As to whether or not Wood will fall in love, Tate said: “There’s a very good chance.” When we asked who with, he very much declined to give an answer. “I couldn’t be drawn on that any more than I could on which of my daughters is my favourite!” he said.
When we asked if some of the contestants were looking for fame rather than love, Tate firmly denied it. “They have gained notoriety. But the casting team works really hard to make sure that the people we choose are there for the right reasons. If we didn’t do that, the audience would understand pretty quickly that people were maybe there for the publicity that it brings. If we didn’t do that, we might not have ended up with the fantastic two relationships that we had from series one and two.”
>> The Bachelor on a budget?
Trips to Africa, seaplanes and a $30,000 engagement ring – it all sounds very expensive. “The production values are extremely important to us. They are all a key part of the fairy tale. The luxury cars, the fashion, the fantastic locations, the yachts – it wouldn’t be The Bachelor without them,” Tate said.
The magic of the show helps it to attract its core demographic, he continued. “The show does skew female, but we try to make a program that everyone can enjoy. There are a lot of male viewers that are into the show, but whether it’s because it’s their guilty pleasure or because they are getting into it via osmosis from their wives and girlfriends is something that I couldn’t tell you. We try to be as all-encompassing as we can be, because love is a universal theme. It’s great to be swept away by the story.”
>> Sponsoring The Bachelor
All-new sponsors Wrigley’s Extra, Nissan, Zamel’s, Lion Dairy and Goulburm Valley have signed up to help air The Bachelor this year. Tate said the program’s life beyond the screen appealed to brands. “It’s quite unique in that it’s so much more than a television program – it is an authentic story of love, and so it contains a lot of reality above and beyond a lot of other shows in the genre. The sponsors are also attracted to how successful we’ve been in putting couples together – even though it wasn’t quite what we thought at the time, the fact that both Blake and Tim [Robards] met the loves of their lives on the show really does resonate with people.”
He also noted that brands are keen to work with shows that garner a big social media presence. With seven million Facebook fans, and over 14m tenplay views of Season 2, the show certainly fits in that category. “It’s one of the nosiest shows on TV. It creates way more conversation than just about anything else I’ve ever worked on. For that reason, there are so many other avenues that clients can use to get their message across.”

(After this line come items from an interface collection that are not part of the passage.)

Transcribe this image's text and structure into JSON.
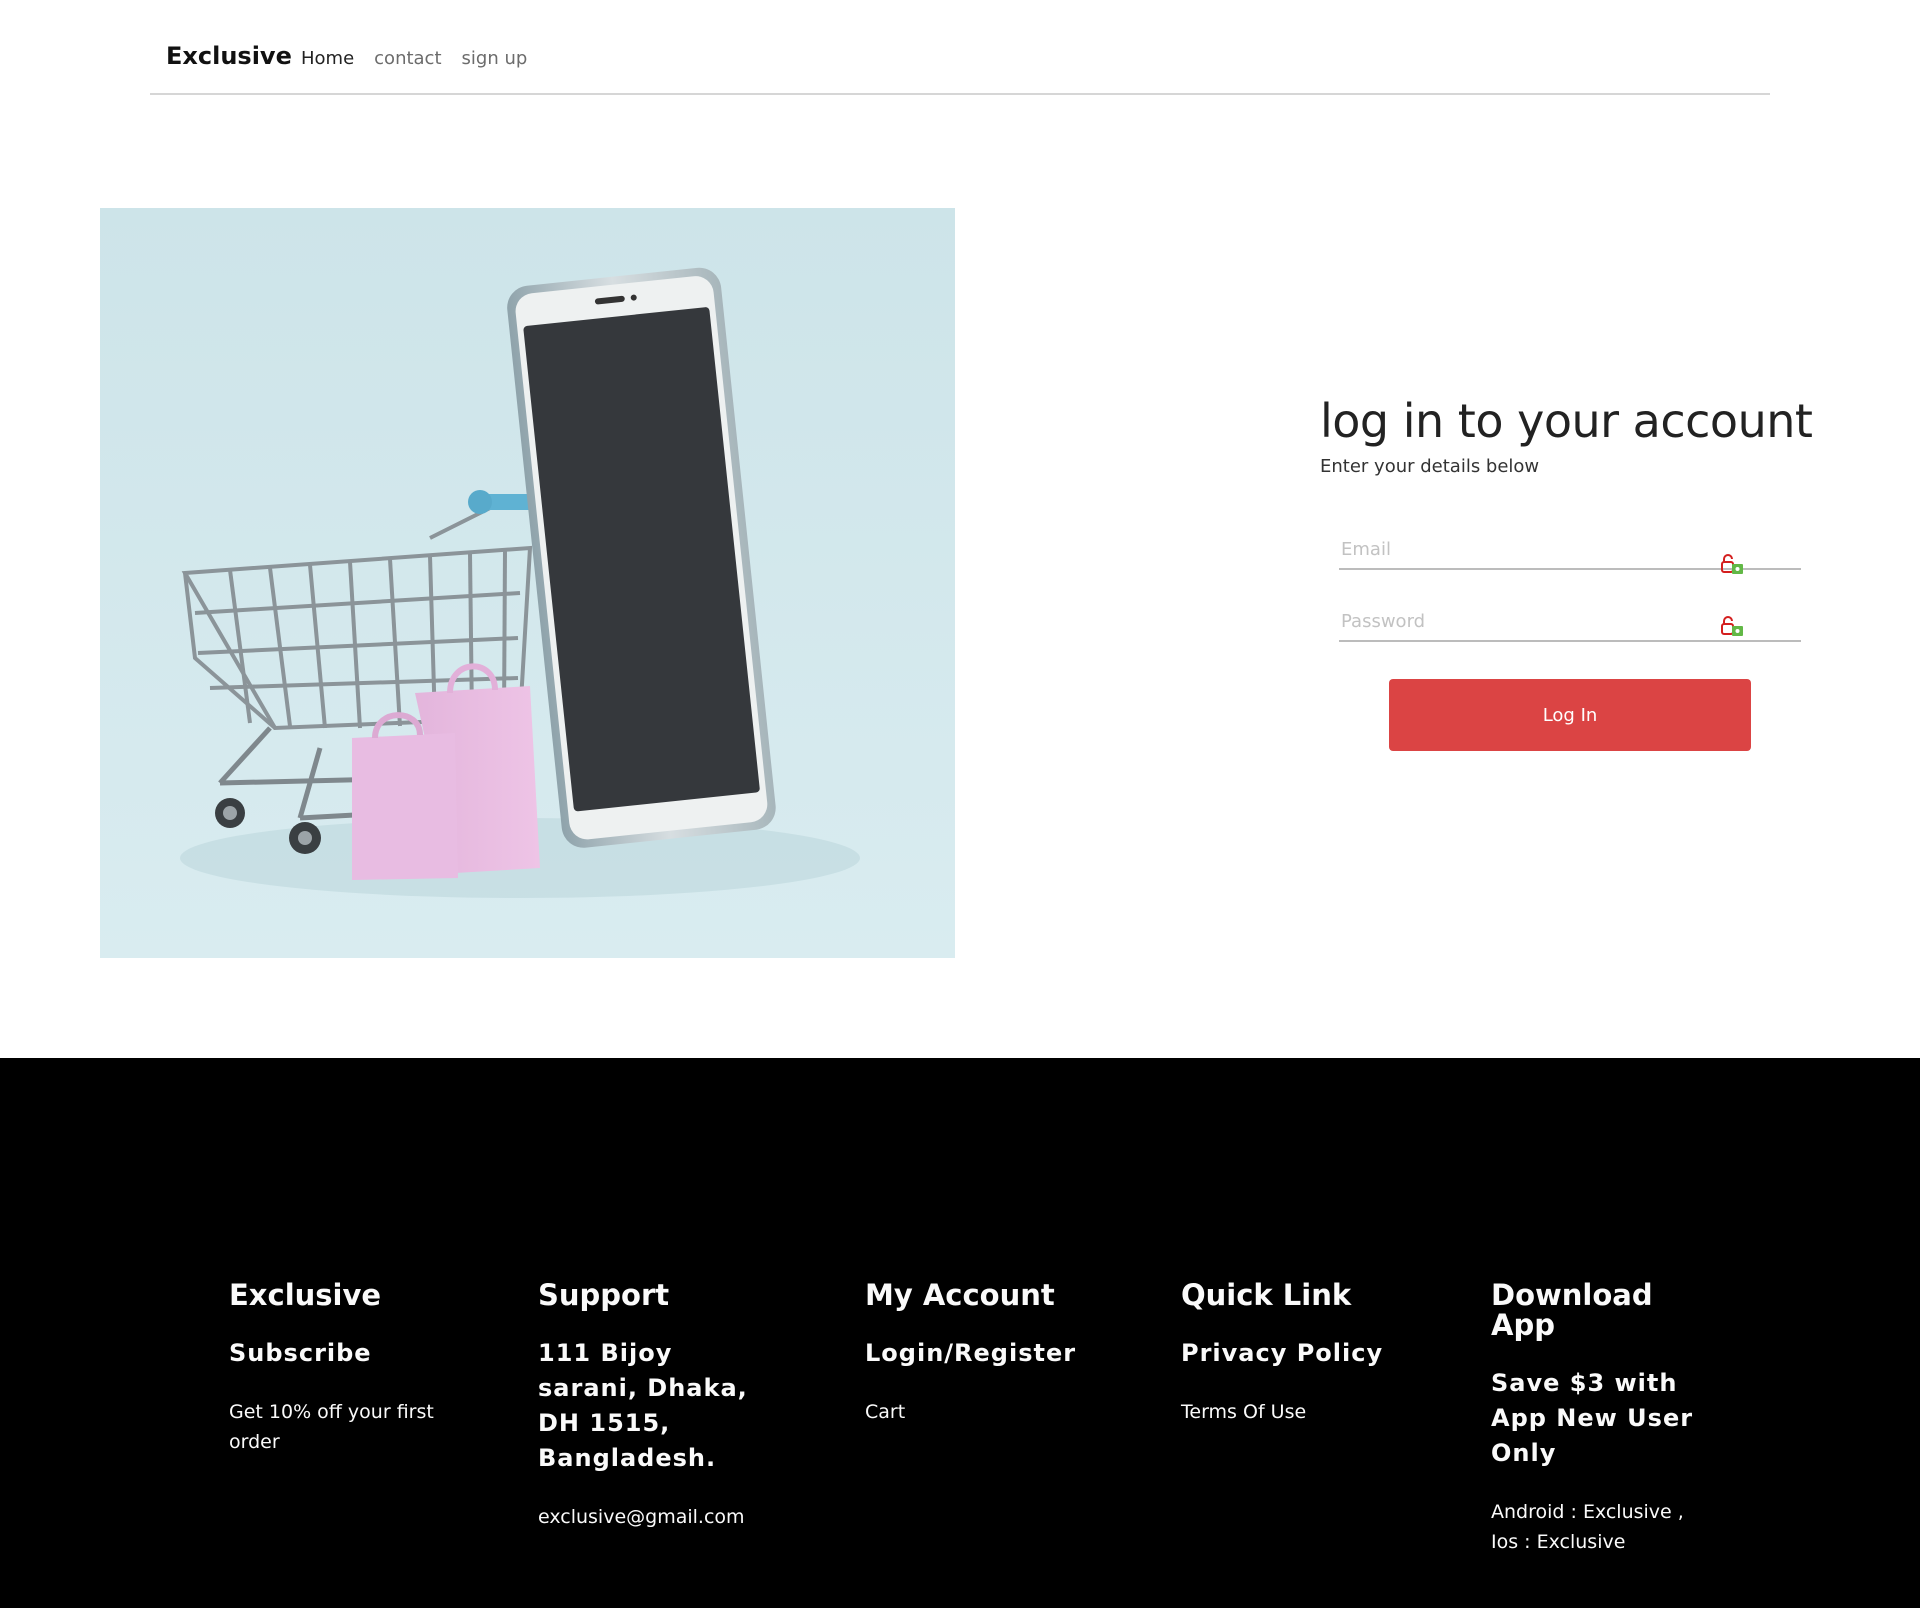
{
  "navbar": {
    "brand": "Exclusive",
    "links": [
      "Home",
      "contact",
      "sign up"
    ]
  },
  "login": {
    "title": "log in to your account",
    "subtitle": "Enter your details below",
    "email_placeholder": "Email",
    "password_placeholder": "Password",
    "submit_label": "Log In",
    "accent_color": "#db4444"
  },
  "footer": {
    "col1": {
      "heading": "Exclusive",
      "subheading": "Subscribe",
      "text": "Get 10% off your first order"
    },
    "col2": {
      "heading": "Support",
      "address": "111 Bijoy sarani, Dhaka, DH 1515, Bangladesh.",
      "email": "exclusive@gmail.com"
    },
    "col3": {
      "heading": "My Account",
      "item1": "Login/Register",
      "item2": "Cart"
    },
    "col4": {
      "heading": "Quick Link",
      "item1": "Privacy Policy",
      "item2": "Terms Of Use"
    },
    "col5": {
      "heading": "Download App",
      "promo": "Save $3 with App New User Only",
      "platforms": "Android : Exclusive , Ios : Exclusive"
    }
  }
}
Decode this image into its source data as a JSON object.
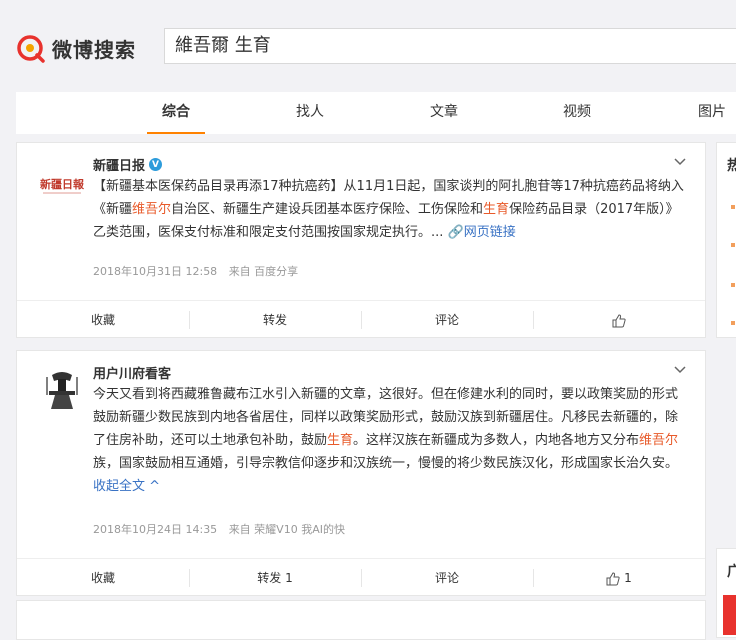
{
  "app": {
    "logo_text": "微博搜索"
  },
  "search": {
    "query": "維吾爾 生育"
  },
  "tabs": [
    {
      "label": "综合",
      "active": true
    },
    {
      "label": "找人"
    },
    {
      "label": "文章"
    },
    {
      "label": "视频"
    },
    {
      "label": "图片"
    }
  ],
  "posts": [
    {
      "author": "新疆日报",
      "avatar_text": "新疆日报",
      "verified": true,
      "content_parts": [
        {
          "text": "【新疆基本医保药品目录再添17种抗癌药】从11月1日起，国家谈判的阿扎胞苷等17种抗癌药品将纳入《新疆",
          "hl": false
        },
        {
          "text": "维吾尔",
          "hl": true
        },
        {
          "text": "自治区、新疆生产建设兵团基本医疗保险、工伤保险和",
          "hl": false
        },
        {
          "text": "生育",
          "hl": true
        },
        {
          "text": "保险药品目录（2017年版）》乙类范围，医保支付标准和限定支付范围按国家规定执行。... ",
          "hl": false
        }
      ],
      "link_label": "网页链接",
      "time": "2018年10月31日 12:58",
      "source": "来自 百度分享",
      "actions": {
        "favorite": "收藏",
        "repost": "转发",
        "comment": "评论",
        "like": ""
      }
    },
    {
      "author": "用户川府看客",
      "verified": false,
      "content_parts": [
        {
          "text": "今天又看到将西藏雅鲁藏布江水引入新疆的文章，这很好。但在修建水利的同时，要以政策奖励的形式鼓励新疆少数民族到内地各省居住，同样以政策奖励形式，鼓励汉族到新疆居住。凡移民去新疆的，除了住房补助，还可以土地承包补助，鼓励",
          "hl": false
        },
        {
          "text": "生育",
          "hl": true
        },
        {
          "text": "。这样汉族在新疆成为多数人，内地各地方又分布",
          "hl": false
        },
        {
          "text": "维吾尔",
          "hl": true
        },
        {
          "text": "族，国家鼓励相互通婚，引导宗教信仰逐步和汉族统一，慢慢的将少数民族汉化，形成国家长治久安。 ",
          "hl": false
        }
      ],
      "link_label": "收起全文",
      "time": "2018年10月24日 14:35",
      "source": "来自 荣耀V10 我AI的快",
      "actions": {
        "favorite": "收藏",
        "repost": "转发 1",
        "comment": "评论",
        "like": "1"
      }
    }
  ],
  "sidebar": {
    "title1": "热",
    "title2": "广"
  },
  "colors": {
    "accent": "#ff8200",
    "highlight": "#e85a2a",
    "link": "#3972c4",
    "verified": "#2d9cdb"
  }
}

Although Nielsen Twitter TV ratings weren’t available in 2014, Tate said he was expecting big numbers there. “We’ve been papped on set since day one! It’s a great problem to have. It’s an indication of the level of interest in The Bachelor – it’s a very popular show.”